Based on its wide-ranging strategy at all levels of the game and also in areas closely related to football, the Romanian Football Federation (FRF) regards football not only as a sport but also as an important part of Romanian social life.

Romania's Under-21 team celebrates a goal
Romania's Under-21 team celebrates a goal ©Sportsfile

Education has a crucial role in this respect, helping youngsters to prepare themselves as future professional players at a high level, but also as citizens and reliable members of Romanian society today and in the future.

Since one of the aims and targets of the FRF is to develop football as a sport and also from a human perspective, the federation is launching a new project to raise new generations of players who are better prepared for life as a professional football player at the highest level. The project will enable young players to adopt the best possible strategies in order to ensure financial stability during their careers and afterwards, to apply the best practices in terms of media relationships, but also to have a healthy and well-balanced life and to build their careers by scrupulously respecting the values of fair play and integrity.

Starting with the Under-15s, whenever they are called up for the national team, whether for training camps, friendly and/or official matches, the players will have to study the FRF’s code of ethics and also follow mandatory special courses.

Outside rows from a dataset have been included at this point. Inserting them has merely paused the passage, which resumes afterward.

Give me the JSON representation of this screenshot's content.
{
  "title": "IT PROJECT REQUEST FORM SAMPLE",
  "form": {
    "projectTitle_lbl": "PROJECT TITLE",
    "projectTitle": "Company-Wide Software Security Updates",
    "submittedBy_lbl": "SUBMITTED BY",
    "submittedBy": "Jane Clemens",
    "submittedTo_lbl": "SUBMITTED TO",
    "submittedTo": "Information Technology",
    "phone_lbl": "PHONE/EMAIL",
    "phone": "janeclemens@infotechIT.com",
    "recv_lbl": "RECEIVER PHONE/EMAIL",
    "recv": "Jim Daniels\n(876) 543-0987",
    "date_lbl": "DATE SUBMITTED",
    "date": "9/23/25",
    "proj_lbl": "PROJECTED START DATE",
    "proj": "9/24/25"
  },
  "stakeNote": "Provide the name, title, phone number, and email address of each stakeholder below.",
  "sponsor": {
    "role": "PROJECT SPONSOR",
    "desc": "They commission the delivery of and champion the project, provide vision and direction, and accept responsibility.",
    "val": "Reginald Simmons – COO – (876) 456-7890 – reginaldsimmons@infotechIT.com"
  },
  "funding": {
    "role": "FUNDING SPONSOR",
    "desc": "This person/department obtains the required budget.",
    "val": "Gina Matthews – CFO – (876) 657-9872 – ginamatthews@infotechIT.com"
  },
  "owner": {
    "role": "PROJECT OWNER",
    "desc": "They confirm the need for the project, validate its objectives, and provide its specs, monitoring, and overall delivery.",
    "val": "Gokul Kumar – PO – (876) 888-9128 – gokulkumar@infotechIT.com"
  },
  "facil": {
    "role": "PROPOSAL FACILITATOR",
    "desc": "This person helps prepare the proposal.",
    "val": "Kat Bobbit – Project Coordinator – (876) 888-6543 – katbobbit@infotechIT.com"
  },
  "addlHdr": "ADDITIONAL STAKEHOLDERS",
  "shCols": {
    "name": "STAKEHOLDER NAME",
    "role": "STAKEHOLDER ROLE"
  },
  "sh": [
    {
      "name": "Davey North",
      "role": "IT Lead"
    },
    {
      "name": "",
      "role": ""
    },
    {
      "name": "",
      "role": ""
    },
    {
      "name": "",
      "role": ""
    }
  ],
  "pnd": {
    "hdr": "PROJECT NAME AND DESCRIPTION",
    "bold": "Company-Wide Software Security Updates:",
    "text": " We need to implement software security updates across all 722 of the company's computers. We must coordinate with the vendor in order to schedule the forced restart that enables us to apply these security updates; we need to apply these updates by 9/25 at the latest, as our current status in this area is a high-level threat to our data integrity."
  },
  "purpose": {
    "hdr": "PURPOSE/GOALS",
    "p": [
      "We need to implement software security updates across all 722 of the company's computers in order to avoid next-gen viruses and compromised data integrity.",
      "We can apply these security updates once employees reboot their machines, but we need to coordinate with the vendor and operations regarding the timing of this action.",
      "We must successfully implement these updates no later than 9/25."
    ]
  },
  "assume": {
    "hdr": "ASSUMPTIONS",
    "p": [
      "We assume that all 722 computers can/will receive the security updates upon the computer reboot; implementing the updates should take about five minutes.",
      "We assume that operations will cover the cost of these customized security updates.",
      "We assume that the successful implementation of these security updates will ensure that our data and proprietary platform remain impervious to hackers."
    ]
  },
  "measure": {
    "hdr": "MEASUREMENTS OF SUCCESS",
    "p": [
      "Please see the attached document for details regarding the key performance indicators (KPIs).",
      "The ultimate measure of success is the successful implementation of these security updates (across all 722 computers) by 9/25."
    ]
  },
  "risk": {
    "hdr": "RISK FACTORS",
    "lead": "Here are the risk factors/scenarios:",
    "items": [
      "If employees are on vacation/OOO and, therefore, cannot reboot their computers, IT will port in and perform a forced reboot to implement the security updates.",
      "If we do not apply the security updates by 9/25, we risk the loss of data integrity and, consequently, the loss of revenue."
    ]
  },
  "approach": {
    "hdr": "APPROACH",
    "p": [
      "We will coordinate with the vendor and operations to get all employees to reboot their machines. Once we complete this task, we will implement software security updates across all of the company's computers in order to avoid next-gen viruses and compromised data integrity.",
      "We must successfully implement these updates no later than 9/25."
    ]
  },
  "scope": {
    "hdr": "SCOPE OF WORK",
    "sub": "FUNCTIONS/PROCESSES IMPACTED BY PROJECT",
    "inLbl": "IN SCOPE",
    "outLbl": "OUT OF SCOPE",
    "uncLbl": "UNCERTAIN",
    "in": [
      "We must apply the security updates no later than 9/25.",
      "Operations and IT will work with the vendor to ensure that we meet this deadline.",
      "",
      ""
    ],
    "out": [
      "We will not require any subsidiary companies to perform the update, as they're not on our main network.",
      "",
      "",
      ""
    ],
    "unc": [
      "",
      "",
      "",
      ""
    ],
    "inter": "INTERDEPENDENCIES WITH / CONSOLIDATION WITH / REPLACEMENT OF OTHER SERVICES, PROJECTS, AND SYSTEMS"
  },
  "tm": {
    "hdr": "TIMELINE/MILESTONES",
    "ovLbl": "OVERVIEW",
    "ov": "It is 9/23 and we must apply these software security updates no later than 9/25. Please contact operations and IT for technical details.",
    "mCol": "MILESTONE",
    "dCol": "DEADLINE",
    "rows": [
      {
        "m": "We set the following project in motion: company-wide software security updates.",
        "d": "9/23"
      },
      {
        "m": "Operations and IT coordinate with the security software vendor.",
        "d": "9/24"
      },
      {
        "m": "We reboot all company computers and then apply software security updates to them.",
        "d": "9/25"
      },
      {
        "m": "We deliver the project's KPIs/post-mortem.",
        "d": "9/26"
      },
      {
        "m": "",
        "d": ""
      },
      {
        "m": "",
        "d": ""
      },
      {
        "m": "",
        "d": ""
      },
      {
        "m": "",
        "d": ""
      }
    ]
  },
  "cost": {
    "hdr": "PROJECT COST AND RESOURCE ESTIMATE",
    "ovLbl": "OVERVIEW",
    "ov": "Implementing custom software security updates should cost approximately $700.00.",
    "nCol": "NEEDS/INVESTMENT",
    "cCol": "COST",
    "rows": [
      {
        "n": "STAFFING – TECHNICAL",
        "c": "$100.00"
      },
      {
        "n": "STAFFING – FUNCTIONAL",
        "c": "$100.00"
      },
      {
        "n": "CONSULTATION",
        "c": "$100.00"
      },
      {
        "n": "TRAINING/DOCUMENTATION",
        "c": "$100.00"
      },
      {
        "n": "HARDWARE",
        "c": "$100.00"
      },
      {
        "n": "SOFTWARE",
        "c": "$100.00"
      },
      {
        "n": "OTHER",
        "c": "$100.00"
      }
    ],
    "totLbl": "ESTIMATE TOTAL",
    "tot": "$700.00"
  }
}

The educational programme has seven modules: media relations and social media; anti-doping and nutrition; financial management; general education; integrity; mental coaching; and equality, diversity and social responsibility.

Each national youth team generally has a minimum of five meetings a year, almost all of them involving international matches or participation in international tournaments. With the support of specialists (teachers and others) in all the aforementioned areas, the FRF will ensure proper education for all selected players. If players have to miss any of the meetings, the FRF will send the modules to them care of their clubs and make sure they receive the same advice at club level.

This type of initiative is a first, and in the long term, it is hoped that it will produce players who are better prepared as sportsmen and women and who, if they move abroad, are able to adapt immediately to the new high standards that await them and, subsequently, to advance in their careers.

This article originally appeared in UEFA Direct 188